[Raw data]
***
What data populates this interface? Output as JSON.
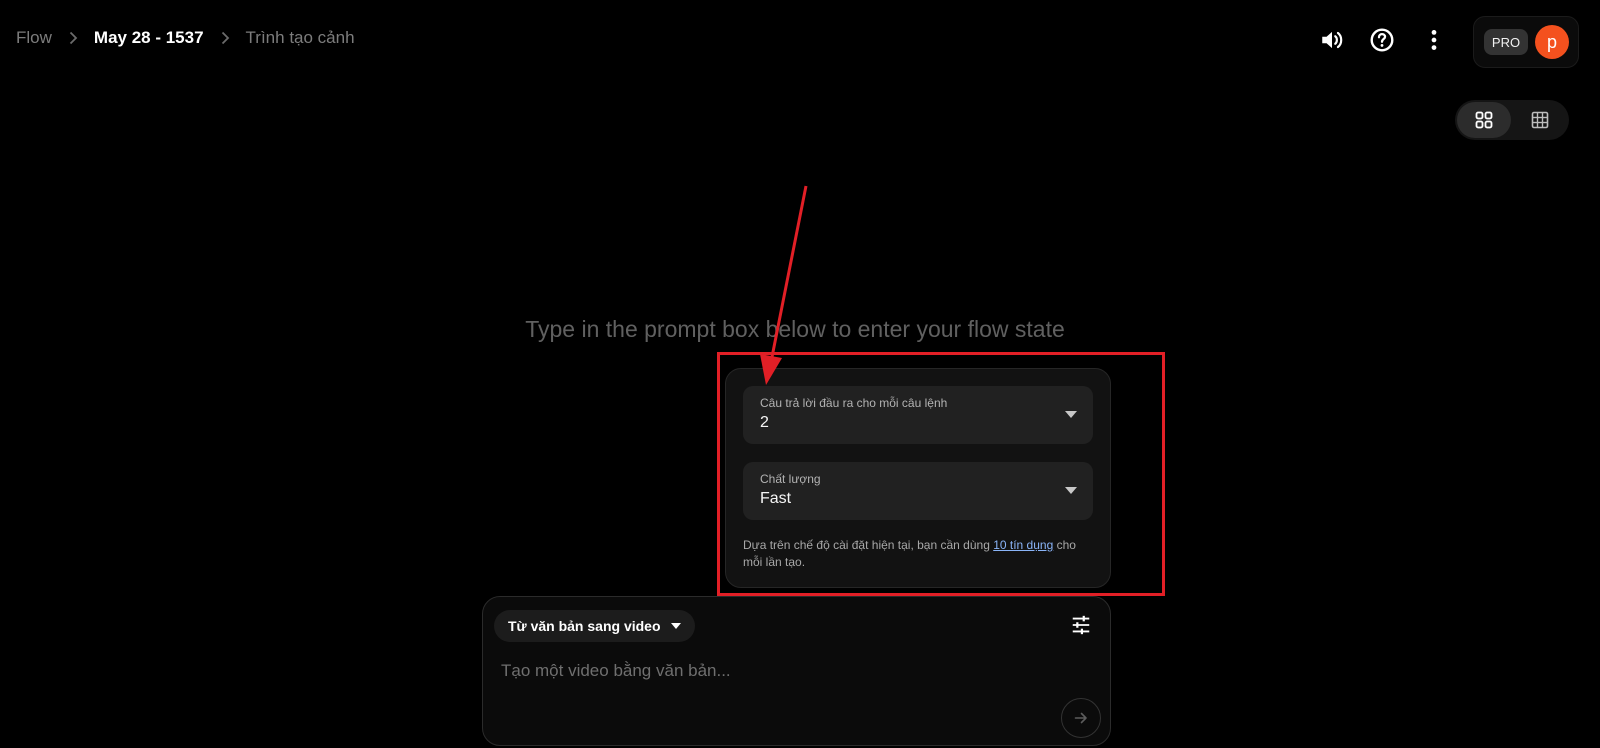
{
  "breadcrumb": {
    "root": "Flow",
    "project": "May 28 - 1537",
    "page": "Trình tạo cảnh"
  },
  "header": {
    "icons": [
      "speaker-icon",
      "help-icon",
      "more-vert-icon"
    ],
    "plan_badge": "PRO",
    "avatar_letter": "p"
  },
  "view_toggle": {
    "options": [
      "grid-2x2-icon",
      "grid-3x3-icon"
    ],
    "selected": 0
  },
  "main": {
    "hint": "Type in the prompt box below to enter your flow state"
  },
  "settings": {
    "outputs_label": "Câu trả lời đầu ra cho mỗi câu lệnh",
    "outputs_value": "2",
    "quality_label": "Chất lượng",
    "quality_value": "Fast",
    "credit_prefix": "Dựa trên chế độ cài đặt hiện tại, bạn cần dùng ",
    "credit_link": "10 tín dụng",
    "credit_suffix": " cho mỗi lần tạo."
  },
  "prompt": {
    "mode": "Từ văn bản sang video",
    "placeholder": "Tạo một video bằng văn bản...",
    "value": ""
  },
  "colors": {
    "background": "#000000",
    "avatar": "#f4511e",
    "annotation": "#e21f26",
    "link": "#8ab4f8"
  }
}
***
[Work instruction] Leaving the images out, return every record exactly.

[Answer section]
What data populates this interface? Output as JSON.
{
  "breadcrumb": {
    "root": "Flow",
    "project": "May 28 - 1537",
    "page": "Trình tạo cảnh"
  },
  "header": {
    "icons": [
      "speaker-icon",
      "help-icon",
      "more-vert-icon"
    ],
    "plan_badge": "PRO",
    "avatar_letter": "p"
  },
  "view_toggle": {
    "options": [
      "grid-2x2-icon",
      "grid-3x3-icon"
    ],
    "selected": 0
  },
  "main": {
    "hint": "Type in the prompt box below to enter your flow state"
  },
  "settings": {
    "outputs_label": "Câu trả lời đầu ra cho mỗi câu lệnh",
    "outputs_value": "2",
    "quality_label": "Chất lượng",
    "quality_value": "Fast",
    "credit_prefix": "Dựa trên chế độ cài đặt hiện tại, bạn cần dùng ",
    "credit_link": "10 tín dụng",
    "credit_suffix": " cho mỗi lần tạo."
  },
  "prompt": {
    "mode": "Từ văn bản sang video",
    "placeholder": "Tạo một video bằng văn bản...",
    "value": ""
  },
  "colors": {
    "background": "#000000",
    "avatar": "#f4511e",
    "annotation": "#e21f26",
    "link": "#8ab4f8"
  }
}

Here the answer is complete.